By Sally Zimmerman, MNA Intern

Every Friday, MNA shares recent environmental news stories from around the state and country. Here’s some of what happened this week in environmental and nature news:

Caption. Photo by blah

Graymont Inc.’s plan to start mining in Mackinac. Photo by UpNorthLive

Limestone producer looks to build massive underground mine in the U.P. (Up North Live): The Canadian company, Graymont Inc., is one of the largest limestone producers in North America. The company wants to start mining in the Upper Peninsula by buying 10,000 acres of Mackinac County land that currently is owned by the Department of Natural Resources. The land will be divided up between an underground mine, surface mining and a processing plant. County residents have mixed reactions to the plan, claiming it will bring jobs, but also harm the environment. The DNR is accepting feedback for the next six weeks on the situation.

Climate change opens doors to forest pests new to Great Lakes (Great Lakes Echo): The changing climate will increase the frequency of droughts, increase the severity of snow/rain storms and make frosts occur later. These things will make trees more vulnerable to insects and disease. Insects such as the mimosa webworm and the hemlock woolly adelgid are a concern for the Great Lakes region.

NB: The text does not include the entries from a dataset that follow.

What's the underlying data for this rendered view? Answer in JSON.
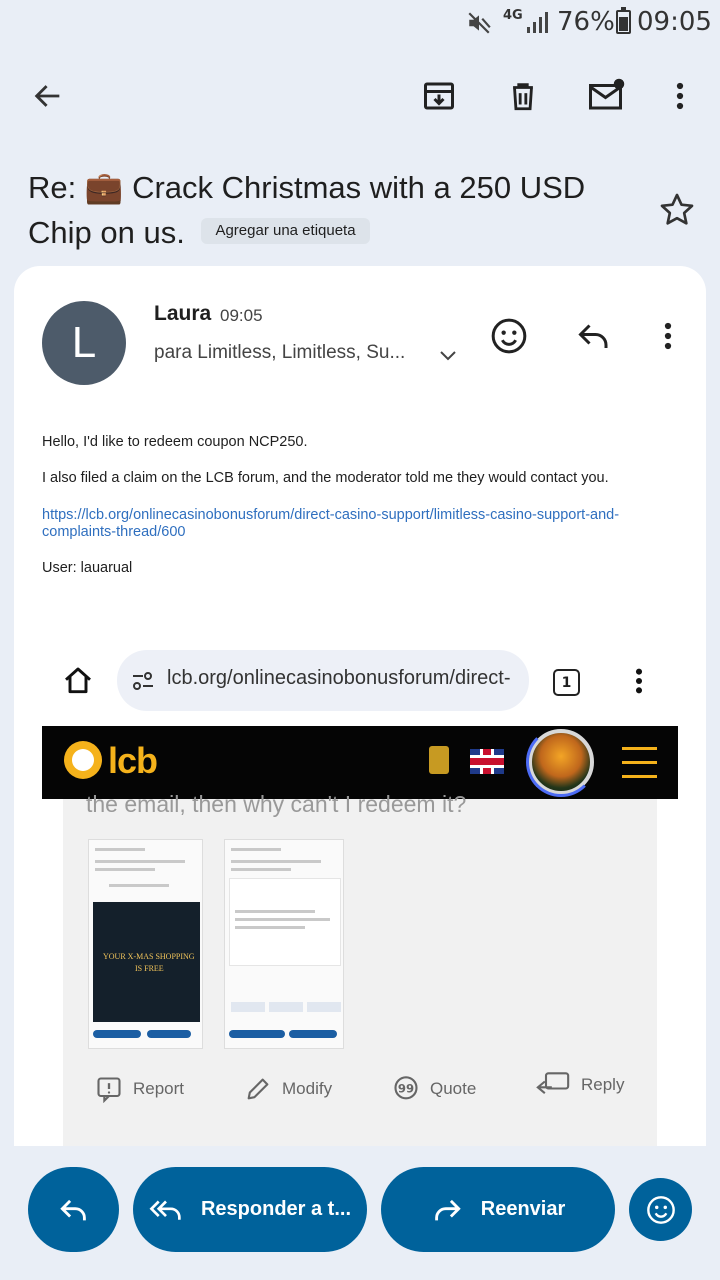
{
  "status_bar": {
    "network": "4G",
    "battery": "76%",
    "time": "09:05"
  },
  "toolbar": {
    "icons": [
      "back-arrow-icon",
      "archive-icon",
      "delete-icon",
      "mark-unread-icon",
      "more-vert-icon"
    ]
  },
  "email": {
    "subject_prefix": "Re: ",
    "subject_emoji": "💼",
    "subject_rest": " Crack Christmas with a 250 USD Chip on us.",
    "label_chip": "Agregar una etiqueta",
    "sender": {
      "initial": "L",
      "name": "Laura",
      "time": "09:05",
      "recipients": "para Limitless, Limitless, Su..."
    },
    "body": {
      "line1": "Hello, I'd like to redeem coupon NCP250.",
      "line2": "I also filed a claim on the LCB forum, and the moderator told me they would contact you.",
      "link": "https://lcb.org/onlinecasinobonusforum/direct-casino-support/limitless-casino-support-and-complaints-thread/600",
      "user_line": "User: lauarual"
    },
    "attachment": {
      "url": "lcb.org/onlinecasinobonusforum/direct-",
      "tab_count": "1",
      "site_logo": "lcb",
      "cut_text": "the email, then why can't I redeem it?",
      "forum_actions": {
        "report": "Report",
        "modify": "Modify",
        "quote": "Quote",
        "reply": "Reply"
      }
    }
  },
  "bottom_bar": {
    "reply_all": "Responder a t...",
    "forward": "Reenviar"
  },
  "colors": {
    "accent": "#00629b",
    "background": "#e9eef6",
    "link": "#2f6fbf",
    "lcb_gold": "#f5b21b"
  }
}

The mountain pine beetle, however, is the most dangerous because it could mean a higher risk of forest fires if the insect causes an increase in pine tree mortality.

Snuffing out smoke: West Michigan school bus drivers shut off engines to reduce emissions (MLive): Schools in West Michigan are taking steps toward reducing the amount of fumes that come out of their school buses by turning off the buses rather than letting them idle. Newer buses also have higher standards when it comes to harmful emissions. A recent USA Today story reported that soot levels in air samples at Cincinnati public elementary schools dropped after the schools implemented the change.

What America’s forests looked like before Europeans arrived (Mother Nature Network): Researchers know the landscape of America’s Northeastern forests are dramatically different today than they were 400 years ago, before European settlers arrived. Because of a rare fossil discovery in Pennsylvania, scientists were able to piece together the full story of America’s early forests. They are hoping that if they can identify fossil tree-leaf sites, it can help with forest restoration projects throughout the Northeastern United States.

Michigan’s feral swine numbers are dropping…or are they? (Great Lakes Echo): Wild pigs in Michigan are known to carry diseases, infect farm pigs and destroy land. According to the Department of Natural Resources, the number of feral swine in Michigan has dropped significantly. But, other groups are saying differently. The DNR’s report shows that less than ten feral swine were reported this year, whereas over 40 were reported last year. Mary Kelpinski, executive director of Michigan Pork Producers Association, said the problem is actually growing worse and they are having a hard time getting people to report sightings.